The freshwater rivers and lakes of much of central and southern South America are home to golden dorado. The best fishing is found in southern Brazil, Uruguay, Paraguay and northern Argentina where most of the rivers begin in the western or central mountains and flow eastwards to the ocean. The fish can often be found from the river deltas right up to the mountain torrents, depending on the time of year. Fishing in the lower reaches of rivers can usually be successful all year round but the upper regions are often better around spawning times. The species, as an ambush predator, is very fond of any structure such as rocks, submerged branches, overhanging branches and the edges of sandbanks. With their large eyes the fish are mostly daytime, optic feeders. In some areas of their range populations have declined markedly through commercial overfishing and dams which obstruct their essential upstream spawning migrations. On the other hand, they have also been introduced to systems outside their natural range where they have proliferated. This produces new angling areas but it is to the detriment of some of the indigenous species.

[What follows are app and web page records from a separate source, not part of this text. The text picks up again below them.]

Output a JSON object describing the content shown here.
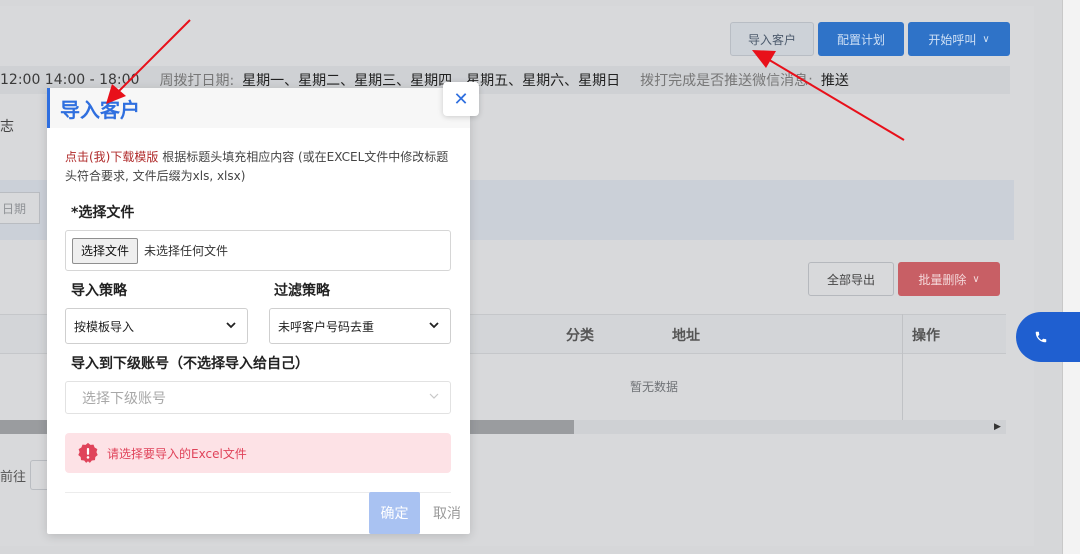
{
  "background": {
    "toolbar": {
      "import_label": "导入客户",
      "plan_label": "配置计划",
      "call_label": "开始呼叫"
    },
    "info_row": {
      "time_text": "12:00 14:00 - 18:00",
      "weekday_label": "周拨打日期:",
      "weekday_value": "星期一、星期二、星期三、星期四、星期五、星期六、星期日",
      "wechat_label": "拨打完成是否推送微信消息:",
      "wechat_value": "推送"
    },
    "tab_fragment": "志",
    "date_fragment": "日期",
    "actions": {
      "export_label": "全部导出",
      "batch_delete_label": "批量删除"
    },
    "table": {
      "columns": [
        "分类",
        "地址",
        "操作"
      ],
      "empty_text": "暂无数据"
    },
    "pagination": {
      "goto_label": "前往"
    }
  },
  "modal": {
    "title": "导入客户",
    "close_symbol": "✕",
    "tip_link": "点击(我)下载模版",
    "tip_text": " 根据标题头填充相应内容 (或在EXCEL文件中修改标题头符合要求, 文件后缀为xls, xlsx)",
    "file_label": "*选择文件",
    "file_button": "选择文件",
    "file_status": "未选择任何文件",
    "strategy_label": "导入策略",
    "strategy_value": "按模板导入",
    "filter_label": "过滤策略",
    "filter_value": "未呼客户号码去重",
    "sub_account_label": "导入到下级账号（不选择导入给自己）",
    "sub_account_placeholder": "选择下级账号",
    "alert_text": "请选择要导入的Excel文件",
    "ok_label": "确定",
    "cancel_label": "取消"
  },
  "colors": {
    "accent": "#2f6fdf",
    "annotation_arrow": "#e8101a",
    "alert_bg": "#fde2e6",
    "alert_text": "#e0435a"
  }
}
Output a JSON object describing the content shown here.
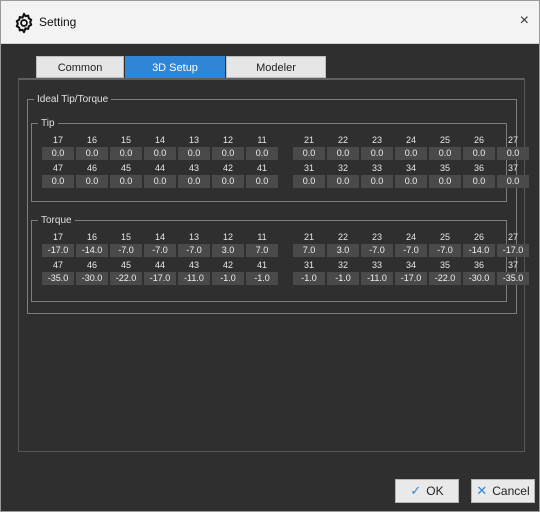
{
  "window": {
    "title": "Setting",
    "close_symbol": "×"
  },
  "tabs": [
    {
      "label": "Common",
      "active": false
    },
    {
      "label": "3D Setup",
      "active": true
    },
    {
      "label": "Modeler",
      "active": false
    }
  ],
  "ideal_group": {
    "label": "Ideal Tip/Torque"
  },
  "tip": {
    "label": "Tip",
    "upper_teeth": [
      "17",
      "16",
      "15",
      "14",
      "13",
      "12",
      "11",
      "21",
      "22",
      "23",
      "24",
      "25",
      "26",
      "27"
    ],
    "upper_values": [
      "0.0",
      "0.0",
      "0.0",
      "0.0",
      "0.0",
      "0.0",
      "0.0",
      "0.0",
      "0.0",
      "0.0",
      "0.0",
      "0.0",
      "0.0",
      "0.0"
    ],
    "lower_teeth": [
      "47",
      "46",
      "45",
      "44",
      "43",
      "42",
      "41",
      "31",
      "32",
      "33",
      "34",
      "35",
      "36",
      "37"
    ],
    "lower_values": [
      "0.0",
      "0.0",
      "0.0",
      "0.0",
      "0.0",
      "0.0",
      "0.0",
      "0.0",
      "0.0",
      "0.0",
      "0.0",
      "0.0",
      "0.0",
      "0.0"
    ]
  },
  "torque": {
    "label": "Torque",
    "upper_teeth": [
      "17",
      "16",
      "15",
      "14",
      "13",
      "12",
      "11",
      "21",
      "22",
      "23",
      "24",
      "25",
      "26",
      "27"
    ],
    "upper_values": [
      "-17.0",
      "-14.0",
      "-7.0",
      "-7.0",
      "-7.0",
      "3.0",
      "7.0",
      "7.0",
      "3.0",
      "-7.0",
      "-7.0",
      "-7.0",
      "-14.0",
      "-17.0"
    ],
    "lower_teeth": [
      "47",
      "46",
      "45",
      "44",
      "43",
      "42",
      "41",
      "31",
      "32",
      "33",
      "34",
      "35",
      "36",
      "37"
    ],
    "lower_values": [
      "-35.0",
      "-30.0",
      "-22.0",
      "-17.0",
      "-11.0",
      "-1.0",
      "-1.0",
      "-1.0",
      "-1.0",
      "-11.0",
      "-17.0",
      "-22.0",
      "-30.0",
      "-35.0"
    ]
  },
  "buttons": {
    "ok_label": "OK",
    "cancel_label": "Cancel"
  },
  "colors": {
    "accent": "#2f86d6",
    "background": "#2f2f2f",
    "value_cell": "#4a4a4a"
  },
  "icons": {
    "title": "gear-icon",
    "ok": "check-icon",
    "cancel": "x-icon"
  }
}
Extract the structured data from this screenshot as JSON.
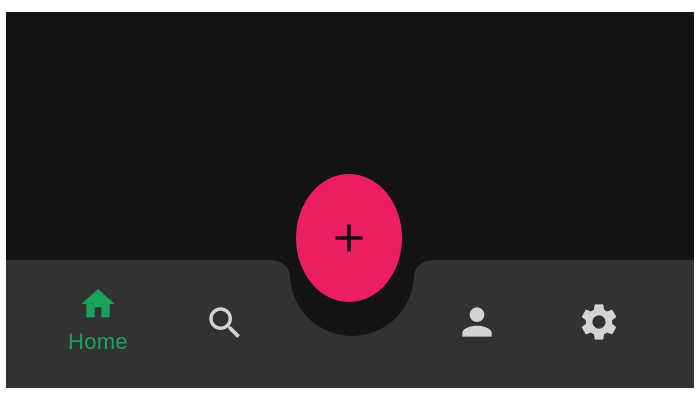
{
  "colors": {
    "screen_background": "#131313",
    "bar_background": "#323232",
    "active": "#1aa15a",
    "inactive": "#d3d3d3",
    "fab_background": "#ec1e62",
    "fab_icon": "#111111"
  },
  "fab": {
    "icon": "plus-icon"
  },
  "nav": {
    "items": [
      {
        "id": "home",
        "icon": "home-icon",
        "label": "Home",
        "active": true
      },
      {
        "id": "search",
        "icon": "search-icon",
        "label": "",
        "active": false
      },
      {
        "id": "profile",
        "icon": "person-icon",
        "label": "",
        "active": false
      },
      {
        "id": "settings",
        "icon": "gear-icon",
        "label": "",
        "active": false
      }
    ]
  }
}
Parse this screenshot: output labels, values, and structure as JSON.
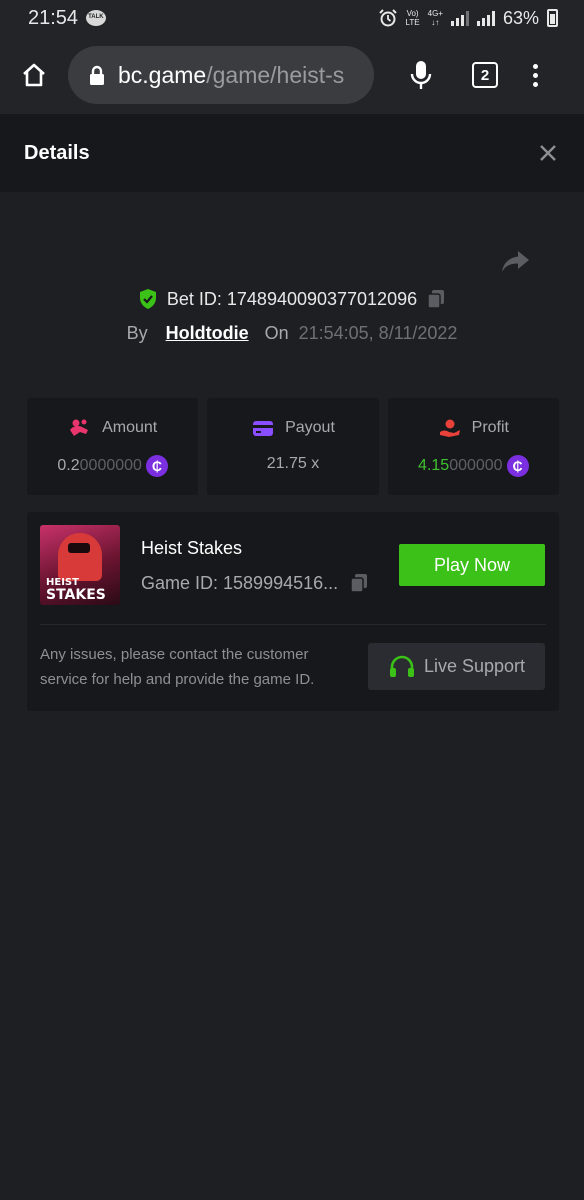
{
  "status_bar": {
    "time": "21:54",
    "battery": "63%",
    "network_top": "Vo)",
    "network_bottom": "LTE",
    "net_gen": "4G+"
  },
  "browser": {
    "url_host": "bc.game",
    "url_path": "/game/heist-s",
    "tab_count": "2"
  },
  "details": {
    "title": "Details"
  },
  "bet": {
    "bet_id_label": "Bet ID: 1748940090377012096",
    "by_label": "By",
    "username": "Holdtodie",
    "on_label": "On",
    "datetime": "21:54:05, 8/11/2022"
  },
  "stats": {
    "amount": {
      "label": "Amount",
      "value_strong": "0.2",
      "value_dim": "0000000"
    },
    "payout": {
      "label": "Payout",
      "value": "21.75 x"
    },
    "profit": {
      "label": "Profit",
      "value_strong": "4.15",
      "value_dim": "000000"
    }
  },
  "game": {
    "name": "Heist Stakes",
    "thumb_line1": "HEIST",
    "thumb_line2": "STAKES",
    "game_id": "Game ID: 1589994516...",
    "play_label": "Play Now",
    "help_text": "Any issues, please contact the customer service for help and provide the game ID.",
    "support_label": "Live Support"
  },
  "colors": {
    "accent_green": "#3bc117",
    "coin_purple": "#7b2fe0",
    "amount_pink": "#e8356d",
    "payout_purple": "#8a4dff",
    "profit_red": "#e8413a"
  }
}
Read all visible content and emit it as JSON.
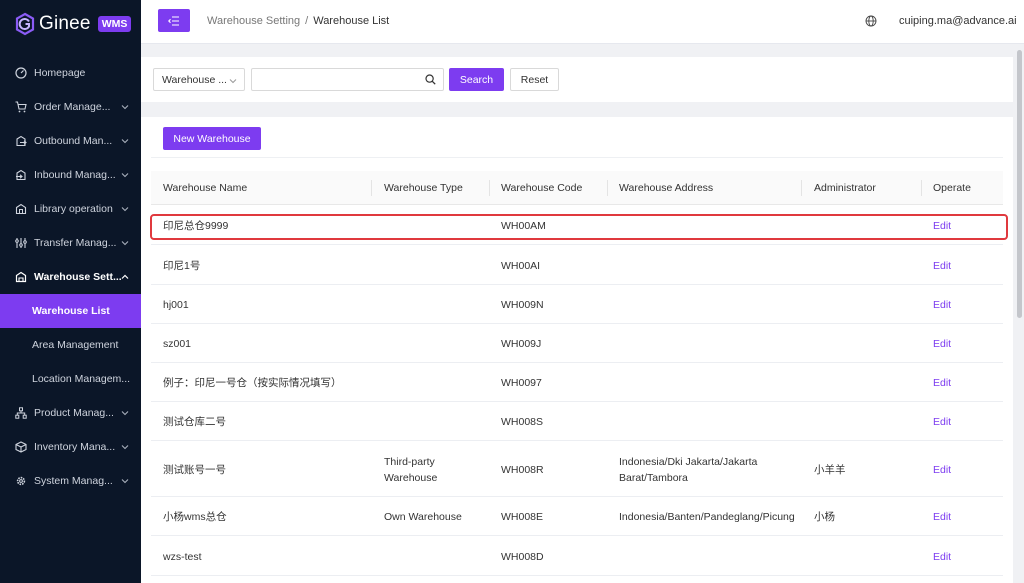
{
  "app": {
    "brand": "Ginee",
    "badge": "WMS"
  },
  "sidebar": {
    "items": [
      {
        "label": "Homepage",
        "icon": "dashboard-icon"
      },
      {
        "label": "Order Manage...",
        "icon": "cart-icon"
      },
      {
        "label": "Outbound Man...",
        "icon": "outbound-icon"
      },
      {
        "label": "Inbound Manag...",
        "icon": "inbound-icon"
      },
      {
        "label": "Library operation",
        "icon": "library-icon"
      },
      {
        "label": "Transfer Manag...",
        "icon": "transfer-icon"
      },
      {
        "label": "Warehouse Sett...",
        "icon": "warehouse-icon"
      },
      {
        "label": "Product Manag...",
        "icon": "product-icon"
      },
      {
        "label": "Inventory Mana...",
        "icon": "inventory-icon"
      },
      {
        "label": "System Manag...",
        "icon": "gear-icon"
      }
    ],
    "subitems": [
      {
        "label": "Warehouse List"
      },
      {
        "label": "Area Management"
      },
      {
        "label": "Location Managem..."
      }
    ]
  },
  "header": {
    "breadcrumb_parent": "Warehouse Setting",
    "breadcrumb_sep": "/",
    "breadcrumb_current": "Warehouse List",
    "user": "cuiping.ma@advance.ai"
  },
  "filter": {
    "select_value": "Warehouse ...",
    "search_value": "",
    "search_label": "Search",
    "reset_label": "Reset"
  },
  "list": {
    "new_label": "New Warehouse",
    "columns": [
      "Warehouse Name",
      "Warehouse Type",
      "Warehouse Code",
      "Warehouse Address",
      "Administrator",
      "Operate"
    ],
    "rows": [
      {
        "name": "印尼总仓9999",
        "type": "",
        "code": "WH00AM",
        "address": "",
        "admin": "",
        "op": "Edit"
      },
      {
        "name": "印尼1号",
        "type": "",
        "code": "WH00AI",
        "address": "",
        "admin": "",
        "op": "Edit"
      },
      {
        "name": "hj001",
        "type": "",
        "code": "WH009N",
        "address": "",
        "admin": "",
        "op": "Edit"
      },
      {
        "name": "sz001",
        "type": "",
        "code": "WH009J",
        "address": "",
        "admin": "",
        "op": "Edit"
      },
      {
        "name": "例子：印尼一号仓（按实际情况填写）",
        "type": "",
        "code": "WH0097",
        "address": "",
        "admin": "",
        "op": "Edit"
      },
      {
        "name": "测试仓库二号",
        "type": "",
        "code": "WH008S",
        "address": "",
        "admin": "",
        "op": "Edit"
      },
      {
        "name": "测试账号一号",
        "type_line1": "Third-party",
        "type_line2": "Warehouse",
        "code": "WH008R",
        "address_line1": "Indonesia/Dki Jakarta/Jakarta",
        "address_line2": "Barat/Tambora",
        "admin": "小羊羊",
        "op": "Edit"
      },
      {
        "name": "小杨wms总仓",
        "type": "Own Warehouse",
        "code": "WH008E",
        "address": "Indonesia/Banten/Pandeglang/Picung",
        "admin": "小杨",
        "op": "Edit"
      },
      {
        "name": "wzs-test",
        "type": "",
        "code": "WH008D",
        "address": "",
        "admin": "",
        "op": "Edit"
      }
    ]
  },
  "colors": {
    "accent": "#7d3cf0",
    "sidebar_bg": "#0b1628",
    "highlight": "#e0393e"
  }
}
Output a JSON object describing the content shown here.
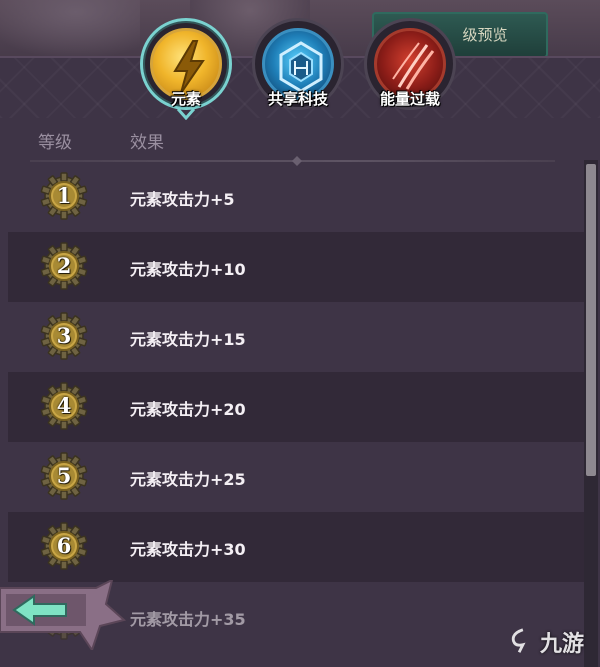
{
  "top": {
    "preview_button_label": "级预览"
  },
  "tabs": [
    {
      "label": "元素",
      "icon": "lightning-icon",
      "selected": true
    },
    {
      "label": "共享科技",
      "icon": "circuit-hexagon-icon",
      "selected": false
    },
    {
      "label": "能量过载",
      "icon": "claw-slash-icon",
      "selected": false
    }
  ],
  "table": {
    "headers": {
      "level": "等级",
      "effect": "效果"
    },
    "rows": [
      {
        "level": "1",
        "effect": "元素攻击力+5"
      },
      {
        "level": "2",
        "effect": "元素攻击力+10"
      },
      {
        "level": "3",
        "effect": "元素攻击力+15"
      },
      {
        "level": "4",
        "effect": "元素攻击力+20"
      },
      {
        "level": "5",
        "effect": "元素攻击力+25"
      },
      {
        "level": "6",
        "effect": "元素攻击力+30"
      },
      {
        "level": "",
        "effect": "元素攻击力+35"
      }
    ]
  },
  "watermark": {
    "text": "九游"
  },
  "colors": {
    "accent_teal": "#7ad2d0",
    "badge_gold": "#c9a646",
    "back_arrow_green": "#7fe3c4"
  }
}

About Golden Dorado

Golden dorado are a “salmon shaped” fish, complete with adipose fins, large heads and huge mouths armed with many sharp teeth. While they bear no close relationship with true salmonids, they fill a similar, though usually warmer, niche. As the name implies they are golden, but only really on the underside and flanks. The name is appropriate as they usually repeatedly jump well clear of the water when hooked and their rich golden colour is then very evident. Their upper sides are silver with many black or dark spots. Females are larger than males and golden dorado can grow to a truly impressive 34 kilograms (75 lbs) at a length of 1.3 meters (57 in.) in a lifespan of up to 15 years. Adults feed almost exclusively on fish but, as top predators, they will opportunistically take anything including lizards, birds and rodents. They often migrate hundreds of kilometers upstream to spawn in summer and large females are reported to lay over two million eggs. They are usually solitary but aggregate before upstream migrations.

How to Catch?

The best means to target golden dorado depends on where you are fishing and what size specimens you are targeting but fly fishing is usually seen as the best sport option. Boats are essential in most large river, deep water situations to safely and efficiently access the right areas and may also be critically important to move through dense jungle up mountain streams. The best golden dorado experiences and memories, however, may be obtained by stalking on foot up mountain cascades to cast a fly, by sight, towards a very large, cruising fish that repeatedly explodes from the water on being hooked. Most golden dorado sport anglers use large, colourful flies. The mouths of the fish are hard cartilage and bone and striking as you would for a trout is a mistake. To hook a golden dorado the strike has to be quick and very firm, as it would be for the African tiger fish or most marine carangids. Golden dorado must be one of the very top priority species for any true fly fishing fanatic.